SUPPLIED DATA: Begin

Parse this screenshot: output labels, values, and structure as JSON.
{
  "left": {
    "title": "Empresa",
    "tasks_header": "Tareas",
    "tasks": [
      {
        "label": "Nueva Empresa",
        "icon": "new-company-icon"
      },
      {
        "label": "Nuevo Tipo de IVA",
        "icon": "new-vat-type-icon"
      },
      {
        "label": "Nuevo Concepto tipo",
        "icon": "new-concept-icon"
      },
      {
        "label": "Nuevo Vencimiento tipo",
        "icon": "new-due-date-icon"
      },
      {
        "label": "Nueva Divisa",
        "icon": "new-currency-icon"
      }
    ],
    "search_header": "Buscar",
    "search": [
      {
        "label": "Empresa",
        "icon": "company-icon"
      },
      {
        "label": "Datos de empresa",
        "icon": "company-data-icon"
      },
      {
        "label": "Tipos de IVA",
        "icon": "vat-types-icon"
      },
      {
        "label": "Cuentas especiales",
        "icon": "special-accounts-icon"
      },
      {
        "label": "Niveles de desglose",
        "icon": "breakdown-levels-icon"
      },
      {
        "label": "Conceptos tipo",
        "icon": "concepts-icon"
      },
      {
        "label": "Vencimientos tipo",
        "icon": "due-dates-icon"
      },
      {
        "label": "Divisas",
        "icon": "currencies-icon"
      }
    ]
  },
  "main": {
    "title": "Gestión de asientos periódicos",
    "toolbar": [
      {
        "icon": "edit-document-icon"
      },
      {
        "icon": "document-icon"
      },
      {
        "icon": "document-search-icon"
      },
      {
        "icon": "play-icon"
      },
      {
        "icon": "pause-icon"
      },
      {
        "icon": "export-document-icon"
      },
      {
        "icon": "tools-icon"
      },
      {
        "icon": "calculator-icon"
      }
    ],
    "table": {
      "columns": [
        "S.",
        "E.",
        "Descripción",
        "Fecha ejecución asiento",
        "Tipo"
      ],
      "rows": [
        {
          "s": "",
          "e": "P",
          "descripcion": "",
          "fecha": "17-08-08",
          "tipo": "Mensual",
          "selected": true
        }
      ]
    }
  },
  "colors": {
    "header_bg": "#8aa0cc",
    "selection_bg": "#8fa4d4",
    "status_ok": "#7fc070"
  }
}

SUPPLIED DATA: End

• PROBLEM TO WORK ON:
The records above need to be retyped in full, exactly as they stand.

• EXERCISE OUTPUT:
Parse this screenshot: output labels, values, and structure as JSON.
{
  "left": {
    "title": "Empresa",
    "tasks_header": "Tareas",
    "tasks": [
      {
        "label": "Nueva Empresa",
        "icon": "new-company-icon"
      },
      {
        "label": "Nuevo Tipo de IVA",
        "icon": "new-vat-type-icon"
      },
      {
        "label": "Nuevo Concepto tipo",
        "icon": "new-concept-icon"
      },
      {
        "label": "Nuevo Vencimiento tipo",
        "icon": "new-due-date-icon"
      },
      {
        "label": "Nueva Divisa",
        "icon": "new-currency-icon"
      }
    ],
    "search_header": "Buscar",
    "search": [
      {
        "label": "Empresa",
        "icon": "company-icon"
      },
      {
        "label": "Datos de empresa",
        "icon": "company-data-icon"
      },
      {
        "label": "Tipos de IVA",
        "icon": "vat-types-icon"
      },
      {
        "label": "Cuentas especiales",
        "icon": "special-accounts-icon"
      },
      {
        "label": "Niveles de desglose",
        "icon": "breakdown-levels-icon"
      },
      {
        "label": "Conceptos tipo",
        "icon": "concepts-icon"
      },
      {
        "label": "Vencimientos tipo",
        "icon": "due-dates-icon"
      },
      {
        "label": "Divisas",
        "icon": "currencies-icon"
      }
    ]
  },
  "main": {
    "title": "Gestión de asientos periódicos",
    "toolbar": [
      {
        "icon": "edit-document-icon"
      },
      {
        "icon": "document-icon"
      },
      {
        "icon": "document-search-icon"
      },
      {
        "icon": "play-icon"
      },
      {
        "icon": "pause-icon"
      },
      {
        "icon": "export-document-icon"
      },
      {
        "icon": "tools-icon"
      },
      {
        "icon": "calculator-icon"
      }
    ],
    "table": {
      "columns": [
        "S.",
        "E.",
        "Descripción",
        "Fecha ejecución asiento",
        "Tipo"
      ],
      "rows": [
        {
          "s": "",
          "e": "P",
          "descripcion": "",
          "fecha": "17-08-08",
          "tipo": "Mensual",
          "selected": true
        }
      ]
    }
  },
  "colors": {
    "header_bg": "#8aa0cc",
    "selection_bg": "#8fa4d4",
    "status_ok": "#7fc070"
  }
}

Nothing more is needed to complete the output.